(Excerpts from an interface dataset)
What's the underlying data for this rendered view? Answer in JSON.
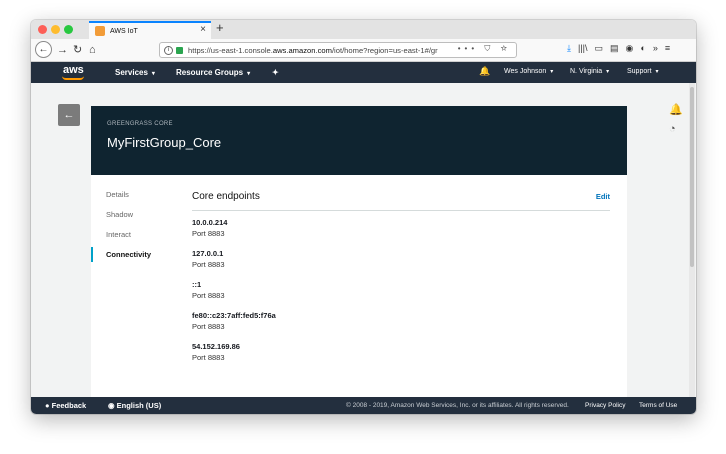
{
  "browser": {
    "tab_title": "AWS IoT",
    "tab_close": "×",
    "new_tab": "+",
    "url_prefix": "https://us-east-1.console.",
    "url_domain": "aws.amazon.com",
    "url_suffix": "/iot/home?region=us-east-1#/gr",
    "url_actions": "••• ⛉ ☆",
    "nav_back": "←",
    "nav_forward": "→",
    "nav_reload": "↻",
    "nav_home": "⌂",
    "toolbar_icons": [
      "⤓",
      "|||\\",
      "▭",
      "▤",
      "◉",
      "◐",
      "»",
      "≡"
    ]
  },
  "aws_header": {
    "logo": "aws",
    "services": "Services",
    "resource_groups": "Resource Groups",
    "pin": "✦",
    "bell": "🔔",
    "user": "Wes Johnson",
    "region": "N. Virginia",
    "support": "Support",
    "caret": "▾"
  },
  "page": {
    "back_arrow": "←",
    "bell_icon": "🔔",
    "pulse_icon": "◔",
    "subtitle": "GREENGRASS CORE",
    "title": "MyFirstGroup_Core",
    "nav": [
      {
        "label": "Details",
        "active": false
      },
      {
        "label": "Shadow",
        "active": false
      },
      {
        "label": "Interact",
        "active": false
      },
      {
        "label": "Connectivity",
        "active": true
      }
    ],
    "section_title": "Core endpoints",
    "edit_label": "Edit",
    "endpoints": [
      {
        "host": "10.0.0.214",
        "port": "Port 8883"
      },
      {
        "host": "127.0.0.1",
        "port": "Port 8883"
      },
      {
        "host": "::1",
        "port": "Port 8883"
      },
      {
        "host": "fe80::c23:7aff:fed5:f76a",
        "port": "Port 8883"
      },
      {
        "host": "54.152.169.86",
        "port": "Port 8883"
      }
    ]
  },
  "footer": {
    "feedback": "Feedback",
    "language": "English (US)",
    "copyright": "© 2008 - 2019, Amazon Web Services, Inc. or its affiliates. All rights reserved.",
    "privacy": "Privacy Policy",
    "terms": "Terms of Use"
  }
}
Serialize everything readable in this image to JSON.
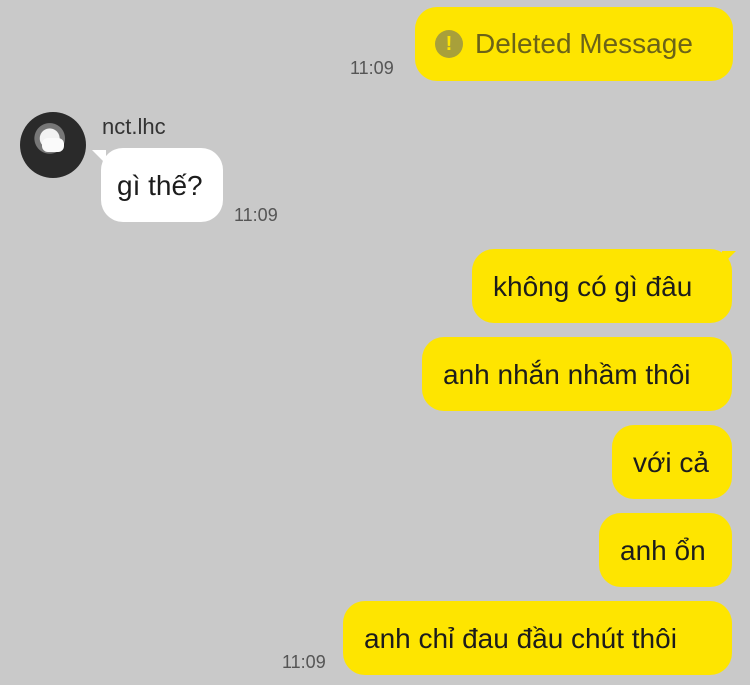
{
  "messages": {
    "deleted": {
      "icon": "warning-icon",
      "text": "Deleted Message",
      "time": "11:09"
    },
    "incoming": {
      "sender": "nct.lhc",
      "text": "gì thế?",
      "time": "11:09"
    },
    "outgoing": [
      {
        "text": "không có gì đâu"
      },
      {
        "text": "anh nhắn nhầm thôi"
      },
      {
        "text": "với cả"
      },
      {
        "text": "anh ổn"
      },
      {
        "text": "anh chỉ đau đầu chút thôi",
        "time": "11:09"
      }
    ]
  },
  "colors": {
    "background": "#c9c9c9",
    "my_bubble": "#fee500",
    "their_bubble": "#ffffff"
  }
}
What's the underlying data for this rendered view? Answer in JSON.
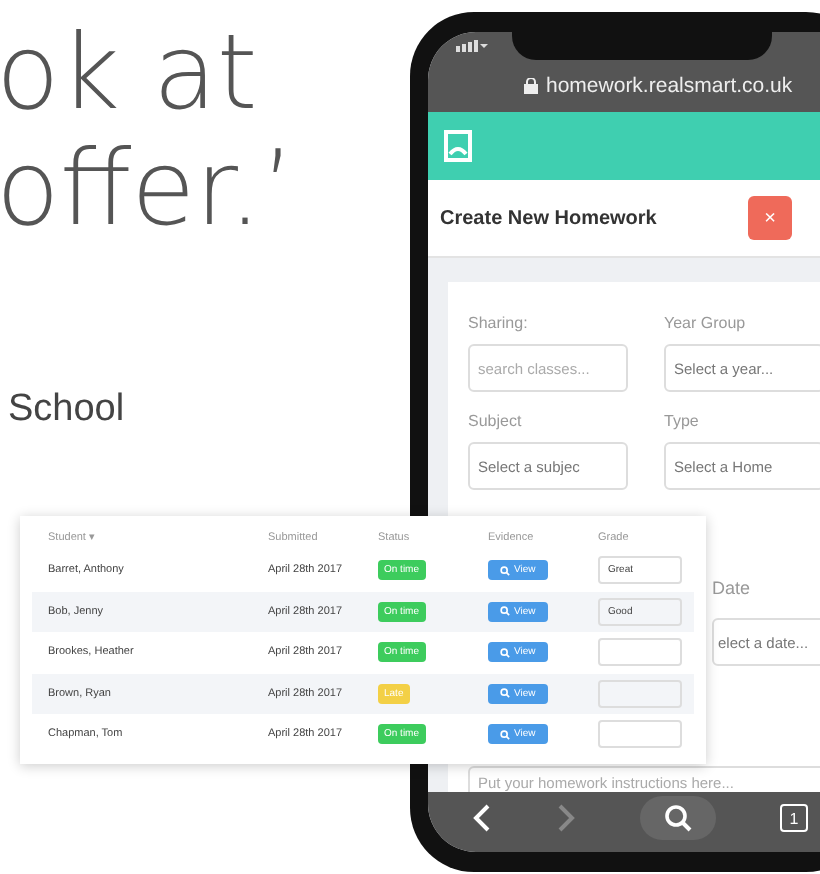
{
  "quote": {
    "lines": [
      "ok at",
      "offer.’"
    ],
    "attribution": "School"
  },
  "phone": {
    "url": "homework.realsmart.co.uk",
    "dialog": {
      "title": "Create New Homework",
      "close": "×"
    },
    "form": {
      "fields": [
        {
          "label": "Sharing:",
          "placeholder": "search classes..."
        },
        {
          "label": "Year Group",
          "value": "Select a year..."
        },
        {
          "label": "Subject",
          "value": "Select a subjec"
        },
        {
          "label": "Type",
          "value": "Select a Home"
        }
      ],
      "date_label": "Date",
      "date_value": "elect a date...",
      "instructions_placeholder": "Put your homework instructions here..."
    },
    "toolbar": {
      "tab_count": "1"
    }
  },
  "table": {
    "columns": [
      "Student ▾",
      "Submitted",
      "Status",
      "Evidence",
      "Grade"
    ],
    "rows": [
      {
        "student": "Barret, Anthony",
        "submitted": "April 28th 2017",
        "status": "On time",
        "kind": "on_time",
        "evidence": "View",
        "grade": "Great"
      },
      {
        "student": "Bob, Jenny",
        "submitted": "April 28th 2017",
        "status": "On time",
        "kind": "on_time",
        "evidence": "View",
        "grade": "Good"
      },
      {
        "student": "Brookes, Heather",
        "submitted": "April 28th 2017",
        "status": "On time",
        "kind": "on_time",
        "evidence": "View"
      },
      {
        "student": "Brown, Ryan",
        "submitted": "April 28th 2017",
        "status": "Late",
        "kind": "late",
        "evidence": "View"
      },
      {
        "student": "Chapman, Tom",
        "submitted": "April 28th 2017",
        "status": "On time",
        "kind": "on_time",
        "evidence": "View"
      }
    ]
  }
}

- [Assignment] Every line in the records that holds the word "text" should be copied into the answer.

- [Response area]
      "text": "Deleted Message",
      "text": "gì thế?",
        "text": "không có gì đâu"
        "text": "anh nhắn nhầm thôi"
        "text": "với cả"
        "text": "anh ổn"
        "text": "anh chỉ đau đầu chút thôi",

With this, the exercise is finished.